Whatever the records say, set them down exactly.

Entries from a dataset of interfaces:
------------------------------------------------------------------------

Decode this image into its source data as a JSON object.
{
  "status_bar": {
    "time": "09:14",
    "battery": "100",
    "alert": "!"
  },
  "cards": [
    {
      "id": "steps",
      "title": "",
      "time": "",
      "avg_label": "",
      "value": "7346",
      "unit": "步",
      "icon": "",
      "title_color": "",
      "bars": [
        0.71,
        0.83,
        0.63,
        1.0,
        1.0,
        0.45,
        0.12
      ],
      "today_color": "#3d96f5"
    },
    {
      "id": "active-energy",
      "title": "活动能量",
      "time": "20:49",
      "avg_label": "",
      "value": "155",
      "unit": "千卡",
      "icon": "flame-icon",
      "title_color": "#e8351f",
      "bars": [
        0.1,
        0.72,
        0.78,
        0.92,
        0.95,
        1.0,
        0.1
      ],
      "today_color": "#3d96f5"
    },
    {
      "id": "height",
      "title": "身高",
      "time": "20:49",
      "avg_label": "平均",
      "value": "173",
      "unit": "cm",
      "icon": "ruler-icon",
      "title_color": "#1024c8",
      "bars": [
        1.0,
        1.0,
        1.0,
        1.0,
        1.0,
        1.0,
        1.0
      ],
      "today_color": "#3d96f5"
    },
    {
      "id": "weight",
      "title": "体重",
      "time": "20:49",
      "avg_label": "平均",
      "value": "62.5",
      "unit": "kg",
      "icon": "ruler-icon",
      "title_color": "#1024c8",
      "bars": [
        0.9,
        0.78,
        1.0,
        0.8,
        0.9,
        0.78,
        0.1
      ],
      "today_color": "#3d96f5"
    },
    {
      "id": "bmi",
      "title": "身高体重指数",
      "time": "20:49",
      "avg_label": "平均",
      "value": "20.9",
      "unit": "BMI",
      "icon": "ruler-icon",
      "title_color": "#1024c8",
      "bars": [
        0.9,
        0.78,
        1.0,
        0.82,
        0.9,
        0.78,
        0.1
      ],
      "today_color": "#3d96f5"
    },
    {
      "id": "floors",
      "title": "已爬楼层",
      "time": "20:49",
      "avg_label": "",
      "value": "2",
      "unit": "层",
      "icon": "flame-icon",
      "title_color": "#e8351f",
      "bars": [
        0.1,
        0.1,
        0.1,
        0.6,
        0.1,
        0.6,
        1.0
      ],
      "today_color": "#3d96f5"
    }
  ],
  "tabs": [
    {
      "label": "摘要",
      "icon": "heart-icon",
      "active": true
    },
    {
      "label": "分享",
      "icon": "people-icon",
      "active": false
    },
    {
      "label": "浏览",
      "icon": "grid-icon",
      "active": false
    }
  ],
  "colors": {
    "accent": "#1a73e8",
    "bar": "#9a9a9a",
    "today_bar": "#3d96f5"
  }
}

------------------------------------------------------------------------

• _Your response_
Decode this image into its source data as a JSON object.
{
  "status_bar": {
    "time": "09:14",
    "battery": "100",
    "alert": "!"
  },
  "cards": [
    {
      "id": "steps",
      "title": "",
      "time": "",
      "avg_label": "",
      "value": "7346",
      "unit": "步",
      "icon": "",
      "title_color": "",
      "bars": [
        0.71,
        0.83,
        0.63,
        1.0,
        1.0,
        0.45,
        0.12
      ],
      "today_color": "#3d96f5"
    },
    {
      "id": "active-energy",
      "title": "活动能量",
      "time": "20:49",
      "avg_label": "",
      "value": "155",
      "unit": "千卡",
      "icon": "flame-icon",
      "title_color": "#e8351f",
      "bars": [
        0.1,
        0.72,
        0.78,
        0.92,
        0.95,
        1.0,
        0.1
      ],
      "today_color": "#3d96f5"
    },
    {
      "id": "height",
      "title": "身高",
      "time": "20:49",
      "avg_label": "平均",
      "value": "173",
      "unit": "cm",
      "icon": "ruler-icon",
      "title_color": "#1024c8",
      "bars": [
        1.0,
        1.0,
        1.0,
        1.0,
        1.0,
        1.0,
        1.0
      ],
      "today_color": "#3d96f5"
    },
    {
      "id": "weight",
      "title": "体重",
      "time": "20:49",
      "avg_label": "平均",
      "value": "62.5",
      "unit": "kg",
      "icon": "ruler-icon",
      "title_color": "#1024c8",
      "bars": [
        0.9,
        0.78,
        1.0,
        0.8,
        0.9,
        0.78,
        0.1
      ],
      "today_color": "#3d96f5"
    },
    {
      "id": "bmi",
      "title": "身高体重指数",
      "time": "20:49",
      "avg_label": "平均",
      "value": "20.9",
      "unit": "BMI",
      "icon": "ruler-icon",
      "title_color": "#1024c8",
      "bars": [
        0.9,
        0.78,
        1.0,
        0.82,
        0.9,
        0.78,
        0.1
      ],
      "today_color": "#3d96f5"
    },
    {
      "id": "floors",
      "title": "已爬楼层",
      "time": "20:49",
      "avg_label": "",
      "value": "2",
      "unit": "层",
      "icon": "flame-icon",
      "title_color": "#e8351f",
      "bars": [
        0.1,
        0.1,
        0.1,
        0.6,
        0.1,
        0.6,
        1.0
      ],
      "today_color": "#3d96f5"
    }
  ],
  "tabs": [
    {
      "label": "摘要",
      "icon": "heart-icon",
      "active": true
    },
    {
      "label": "分享",
      "icon": "people-icon",
      "active": false
    },
    {
      "label": "浏览",
      "icon": "grid-icon",
      "active": false
    }
  ],
  "colors": {
    "accent": "#1a73e8",
    "bar": "#9a9a9a",
    "today_bar": "#3d96f5"
  }
}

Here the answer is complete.